_DATA PROVIDED_

+ + + + +

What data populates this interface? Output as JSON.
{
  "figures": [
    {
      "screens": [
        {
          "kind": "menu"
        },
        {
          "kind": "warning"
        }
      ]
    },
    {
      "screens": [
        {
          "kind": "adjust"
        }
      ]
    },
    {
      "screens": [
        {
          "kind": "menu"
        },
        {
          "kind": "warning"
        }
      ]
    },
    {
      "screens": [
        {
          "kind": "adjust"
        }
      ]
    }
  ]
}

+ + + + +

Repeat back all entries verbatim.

What data populates this interface? Output as JSON.
{
  "figures": [
    {
      "screens": [
        {
          "kind": "menu"
        },
        {
          "kind": "warning"
        }
      ]
    },
    {
      "screens": [
        {
          "kind": "adjust"
        }
      ]
    },
    {
      "screens": [
        {
          "kind": "menu"
        },
        {
          "kind": "warning"
        }
      ]
    },
    {
      "screens": [
        {
          "kind": "adjust"
        }
      ]
    }
  ]
}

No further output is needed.